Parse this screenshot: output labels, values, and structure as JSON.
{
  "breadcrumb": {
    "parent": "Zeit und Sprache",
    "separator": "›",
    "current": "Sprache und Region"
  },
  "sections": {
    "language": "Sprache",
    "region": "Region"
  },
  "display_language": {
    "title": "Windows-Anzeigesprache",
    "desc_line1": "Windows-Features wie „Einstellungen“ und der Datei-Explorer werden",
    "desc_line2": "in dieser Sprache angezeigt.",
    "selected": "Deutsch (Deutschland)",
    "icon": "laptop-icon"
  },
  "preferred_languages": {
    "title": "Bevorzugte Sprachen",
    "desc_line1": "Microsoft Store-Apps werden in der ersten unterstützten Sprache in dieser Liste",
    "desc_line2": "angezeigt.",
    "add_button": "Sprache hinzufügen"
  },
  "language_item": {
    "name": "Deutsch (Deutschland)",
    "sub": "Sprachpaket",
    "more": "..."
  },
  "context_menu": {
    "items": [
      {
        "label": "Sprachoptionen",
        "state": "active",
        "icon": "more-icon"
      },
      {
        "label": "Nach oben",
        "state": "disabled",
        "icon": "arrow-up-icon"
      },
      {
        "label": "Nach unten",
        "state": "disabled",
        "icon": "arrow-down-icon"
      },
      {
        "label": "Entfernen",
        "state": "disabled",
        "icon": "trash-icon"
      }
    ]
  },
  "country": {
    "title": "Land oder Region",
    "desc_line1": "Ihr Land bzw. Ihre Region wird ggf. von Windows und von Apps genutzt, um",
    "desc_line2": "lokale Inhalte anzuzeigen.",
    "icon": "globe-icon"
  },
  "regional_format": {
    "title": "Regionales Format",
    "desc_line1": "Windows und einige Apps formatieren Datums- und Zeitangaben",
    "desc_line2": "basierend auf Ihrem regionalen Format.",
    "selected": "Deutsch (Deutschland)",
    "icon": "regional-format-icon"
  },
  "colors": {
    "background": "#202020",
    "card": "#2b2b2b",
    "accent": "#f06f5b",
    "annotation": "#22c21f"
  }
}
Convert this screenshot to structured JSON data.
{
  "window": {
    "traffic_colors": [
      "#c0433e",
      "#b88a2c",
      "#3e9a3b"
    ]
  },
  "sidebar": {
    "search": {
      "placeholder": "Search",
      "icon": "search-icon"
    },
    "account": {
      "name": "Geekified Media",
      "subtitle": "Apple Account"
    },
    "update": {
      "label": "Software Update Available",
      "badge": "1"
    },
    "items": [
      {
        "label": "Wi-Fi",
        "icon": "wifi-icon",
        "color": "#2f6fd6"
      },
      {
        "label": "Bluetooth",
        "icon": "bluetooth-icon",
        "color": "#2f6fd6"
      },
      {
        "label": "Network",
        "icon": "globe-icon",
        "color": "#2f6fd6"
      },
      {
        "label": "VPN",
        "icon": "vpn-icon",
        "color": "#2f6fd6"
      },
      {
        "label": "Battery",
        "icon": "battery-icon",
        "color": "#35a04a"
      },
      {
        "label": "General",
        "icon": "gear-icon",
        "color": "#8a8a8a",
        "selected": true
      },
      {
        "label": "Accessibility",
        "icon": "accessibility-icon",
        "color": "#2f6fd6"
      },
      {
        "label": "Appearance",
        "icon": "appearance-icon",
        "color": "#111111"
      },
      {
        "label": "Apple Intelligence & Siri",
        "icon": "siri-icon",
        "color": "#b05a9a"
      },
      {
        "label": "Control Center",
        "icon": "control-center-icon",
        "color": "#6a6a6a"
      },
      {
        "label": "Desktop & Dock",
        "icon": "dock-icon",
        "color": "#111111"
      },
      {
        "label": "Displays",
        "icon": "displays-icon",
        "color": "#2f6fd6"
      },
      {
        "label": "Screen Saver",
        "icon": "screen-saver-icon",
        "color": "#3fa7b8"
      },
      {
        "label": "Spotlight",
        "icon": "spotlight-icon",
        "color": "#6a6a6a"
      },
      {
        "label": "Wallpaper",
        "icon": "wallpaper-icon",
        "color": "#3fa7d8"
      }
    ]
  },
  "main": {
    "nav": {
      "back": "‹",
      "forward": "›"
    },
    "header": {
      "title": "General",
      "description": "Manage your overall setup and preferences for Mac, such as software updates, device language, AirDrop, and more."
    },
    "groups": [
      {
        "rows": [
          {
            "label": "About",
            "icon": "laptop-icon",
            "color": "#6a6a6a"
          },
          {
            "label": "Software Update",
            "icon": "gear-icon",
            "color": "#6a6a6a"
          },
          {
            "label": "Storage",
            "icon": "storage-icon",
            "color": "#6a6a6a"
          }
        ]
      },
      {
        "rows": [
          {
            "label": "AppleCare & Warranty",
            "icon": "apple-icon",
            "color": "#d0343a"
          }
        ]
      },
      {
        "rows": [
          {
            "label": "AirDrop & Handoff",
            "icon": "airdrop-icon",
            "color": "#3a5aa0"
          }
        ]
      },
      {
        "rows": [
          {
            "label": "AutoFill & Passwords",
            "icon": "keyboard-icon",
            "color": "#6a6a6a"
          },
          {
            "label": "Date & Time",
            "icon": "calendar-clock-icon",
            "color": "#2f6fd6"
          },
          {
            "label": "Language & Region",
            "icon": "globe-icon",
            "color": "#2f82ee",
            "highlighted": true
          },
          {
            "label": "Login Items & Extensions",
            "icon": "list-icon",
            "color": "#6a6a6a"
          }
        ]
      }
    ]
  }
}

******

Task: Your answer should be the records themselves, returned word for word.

Response below:
Parse this screenshot: output labels, values, and structure as JSON.
{
  "breadcrumb": {
    "parent": "Zeit und Sprache",
    "separator": "›",
    "current": "Sprache und Region"
  },
  "sections": {
    "language": "Sprache",
    "region": "Region"
  },
  "display_language": {
    "title": "Windows-Anzeigesprache",
    "desc_line1": "Windows-Features wie „Einstellungen“ und der Datei-Explorer werden",
    "desc_line2": "in dieser Sprache angezeigt.",
    "selected": "Deutsch (Deutschland)",
    "icon": "laptop-icon"
  },
  "preferred_languages": {
    "title": "Bevorzugte Sprachen",
    "desc_line1": "Microsoft Store-Apps werden in der ersten unterstützten Sprache in dieser Liste",
    "desc_line2": "angezeigt.",
    "add_button": "Sprache hinzufügen"
  },
  "language_item": {
    "name": "Deutsch (Deutschland)",
    "sub": "Sprachpaket",
    "more": "..."
  },
  "context_menu": {
    "items": [
      {
        "label": "Sprachoptionen",
        "state": "active",
        "icon": "more-icon"
      },
      {
        "label": "Nach oben",
        "state": "disabled",
        "icon": "arrow-up-icon"
      },
      {
        "label": "Nach unten",
        "state": "disabled",
        "icon": "arrow-down-icon"
      },
      {
        "label": "Entfernen",
        "state": "disabled",
        "icon": "trash-icon"
      }
    ]
  },
  "country": {
    "title": "Land oder Region",
    "desc_line1": "Ihr Land bzw. Ihre Region wird ggf. von Windows und von Apps genutzt, um",
    "desc_line2": "lokale Inhalte anzuzeigen.",
    "icon": "globe-icon"
  },
  "regional_format": {
    "title": "Regionales Format",
    "desc_line1": "Windows und einige Apps formatieren Datums- und Zeitangaben",
    "desc_line2": "basierend auf Ihrem regionalen Format.",
    "selected": "Deutsch (Deutschland)",
    "icon": "regional-format-icon"
  },
  "colors": {
    "background": "#202020",
    "card": "#2b2b2b",
    "accent": "#f06f5b",
    "annotation": "#22c21f"
  }
}
Convert this screenshot to structured JSON data.
{
  "window": {
    "traffic_colors": [
      "#c0433e",
      "#b88a2c",
      "#3e9a3b"
    ]
  },
  "sidebar": {
    "search": {
      "placeholder": "Search",
      "icon": "search-icon"
    },
    "account": {
      "name": "Geekified Media",
      "subtitle": "Apple Account"
    },
    "update": {
      "label": "Software Update Available",
      "badge": "1"
    },
    "items": [
      {
        "label": "Wi-Fi",
        "icon": "wifi-icon",
        "color": "#2f6fd6"
      },
      {
        "label": "Bluetooth",
        "icon": "bluetooth-icon",
        "color": "#2f6fd6"
      },
      {
        "label": "Network",
        "icon": "globe-icon",
        "color": "#2f6fd6"
      },
      {
        "label": "VPN",
        "icon": "vpn-icon",
        "color": "#2f6fd6"
      },
      {
        "label": "Battery",
        "icon": "battery-icon",
        "color": "#35a04a"
      },
      {
        "label": "General",
        "icon": "gear-icon",
        "color": "#8a8a8a",
        "selected": true
      },
      {
        "label": "Accessibility",
        "icon": "accessibility-icon",
        "color": "#2f6fd6"
      },
      {
        "label": "Appearance",
        "icon": "appearance-icon",
        "color": "#111111"
      },
      {
        "label": "Apple Intelligence & Siri",
        "icon": "siri-icon",
        "color": "#b05a9a"
      },
      {
        "label": "Control Center",
        "icon": "control-center-icon",
        "color": "#6a6a6a"
      },
      {
        "label": "Desktop & Dock",
        "icon": "dock-icon",
        "color": "#111111"
      },
      {
        "label": "Displays",
        "icon": "displays-icon",
        "color": "#2f6fd6"
      },
      {
        "label": "Screen Saver",
        "icon": "screen-saver-icon",
        "color": "#3fa7b8"
      },
      {
        "label": "Spotlight",
        "icon": "spotlight-icon",
        "color": "#6a6a6a"
      },
      {
        "label": "Wallpaper",
        "icon": "wallpaper-icon",
        "color": "#3fa7d8"
      }
    ]
  },
  "main": {
    "nav": {
      "back": "‹",
      "forward": "›"
    },
    "header": {
      "title": "General",
      "description": "Manage your overall setup and preferences for Mac, such as software updates, device language, AirDrop, and more."
    },
    "groups": [
      {
        "rows": [
          {
            "label": "About",
            "icon": "laptop-icon",
            "color": "#6a6a6a"
          },
          {
            "label": "Software Update",
            "icon": "gear-icon",
            "color": "#6a6a6a"
          },
          {
            "label": "Storage",
            "icon": "storage-icon",
            "color": "#6a6a6a"
          }
        ]
      },
      {
        "rows": [
          {
            "label": "AppleCare & Warranty",
            "icon": "apple-icon",
            "color": "#d0343a"
          }
        ]
      },
      {
        "rows": [
          {
            "label": "AirDrop & Handoff",
            "icon": "airdrop-icon",
            "color": "#3a5aa0"
          }
        ]
      },
      {
        "rows": [
          {
            "label": "AutoFill & Passwords",
            "icon": "keyboard-icon",
            "color": "#6a6a6a"
          },
          {
            "label": "Date & Time",
            "icon": "calendar-clock-icon",
            "color": "#2f6fd6"
          },
          {
            "label": "Language & Region",
            "icon": "globe-icon",
            "color": "#2f82ee",
            "highlighted": true
          },
          {
            "label": "Login Items & Extensions",
            "icon": "list-icon",
            "color": "#6a6a6a"
          }
        ]
      }
    ]
  }
}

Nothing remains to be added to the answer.